▶ [Supplied material]:
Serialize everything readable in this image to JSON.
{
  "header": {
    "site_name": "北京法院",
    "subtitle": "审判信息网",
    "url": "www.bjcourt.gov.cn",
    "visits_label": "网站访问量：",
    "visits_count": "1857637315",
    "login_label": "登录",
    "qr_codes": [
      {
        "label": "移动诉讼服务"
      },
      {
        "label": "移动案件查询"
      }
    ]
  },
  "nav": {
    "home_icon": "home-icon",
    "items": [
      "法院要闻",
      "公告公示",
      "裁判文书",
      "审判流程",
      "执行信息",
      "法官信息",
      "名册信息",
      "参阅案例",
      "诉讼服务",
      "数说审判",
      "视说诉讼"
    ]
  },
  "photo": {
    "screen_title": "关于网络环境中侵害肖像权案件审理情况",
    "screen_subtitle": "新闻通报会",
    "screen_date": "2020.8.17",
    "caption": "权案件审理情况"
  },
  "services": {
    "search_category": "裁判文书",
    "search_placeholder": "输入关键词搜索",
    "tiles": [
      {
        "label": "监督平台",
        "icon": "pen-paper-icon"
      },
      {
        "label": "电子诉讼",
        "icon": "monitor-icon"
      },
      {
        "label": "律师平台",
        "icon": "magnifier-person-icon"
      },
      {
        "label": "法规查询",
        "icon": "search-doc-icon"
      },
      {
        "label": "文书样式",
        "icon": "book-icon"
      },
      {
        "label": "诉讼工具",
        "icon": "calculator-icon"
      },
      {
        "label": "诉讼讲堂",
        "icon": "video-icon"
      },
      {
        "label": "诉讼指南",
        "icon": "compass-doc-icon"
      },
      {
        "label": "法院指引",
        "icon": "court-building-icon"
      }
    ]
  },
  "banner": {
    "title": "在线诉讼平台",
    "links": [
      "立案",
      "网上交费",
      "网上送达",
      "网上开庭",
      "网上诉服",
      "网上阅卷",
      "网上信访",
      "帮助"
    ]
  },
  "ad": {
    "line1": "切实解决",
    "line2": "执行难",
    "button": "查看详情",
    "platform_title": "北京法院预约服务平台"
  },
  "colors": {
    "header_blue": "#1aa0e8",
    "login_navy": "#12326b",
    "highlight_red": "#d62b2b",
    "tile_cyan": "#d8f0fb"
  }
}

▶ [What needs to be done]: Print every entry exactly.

▶ [Exercise answer]:
Serialize everything readable in this image to JSON.
{
  "header": {
    "site_name": "北京法院",
    "subtitle": "审判信息网",
    "url": "www.bjcourt.gov.cn",
    "visits_label": "网站访问量：",
    "visits_count": "1857637315",
    "login_label": "登录",
    "qr_codes": [
      {
        "label": "移动诉讼服务"
      },
      {
        "label": "移动案件查询"
      }
    ]
  },
  "nav": {
    "home_icon": "home-icon",
    "items": [
      "法院要闻",
      "公告公示",
      "裁判文书",
      "审判流程",
      "执行信息",
      "法官信息",
      "名册信息",
      "参阅案例",
      "诉讼服务",
      "数说审判",
      "视说诉讼"
    ]
  },
  "photo": {
    "screen_title": "关于网络环境中侵害肖像权案件审理情况",
    "screen_subtitle": "新闻通报会",
    "screen_date": "2020.8.17",
    "caption": "权案件审理情况"
  },
  "services": {
    "search_category": "裁判文书",
    "search_placeholder": "输入关键词搜索",
    "tiles": [
      {
        "label": "监督平台",
        "icon": "pen-paper-icon"
      },
      {
        "label": "电子诉讼",
        "icon": "monitor-icon"
      },
      {
        "label": "律师平台",
        "icon": "magnifier-person-icon"
      },
      {
        "label": "法规查询",
        "icon": "search-doc-icon"
      },
      {
        "label": "文书样式",
        "icon": "book-icon"
      },
      {
        "label": "诉讼工具",
        "icon": "calculator-icon"
      },
      {
        "label": "诉讼讲堂",
        "icon": "video-icon"
      },
      {
        "label": "诉讼指南",
        "icon": "compass-doc-icon"
      },
      {
        "label": "法院指引",
        "icon": "court-building-icon"
      }
    ]
  },
  "banner": {
    "title": "在线诉讼平台",
    "links": [
      "立案",
      "网上交费",
      "网上送达",
      "网上开庭",
      "网上诉服",
      "网上阅卷",
      "网上信访",
      "帮助"
    ]
  },
  "ad": {
    "line1": "切实解决",
    "line2": "执行难",
    "button": "查看详情",
    "platform_title": "北京法院预约服务平台"
  },
  "colors": {
    "header_blue": "#1aa0e8",
    "login_navy": "#12326b",
    "highlight_red": "#d62b2b",
    "tile_cyan": "#d8f0fb"
  }
}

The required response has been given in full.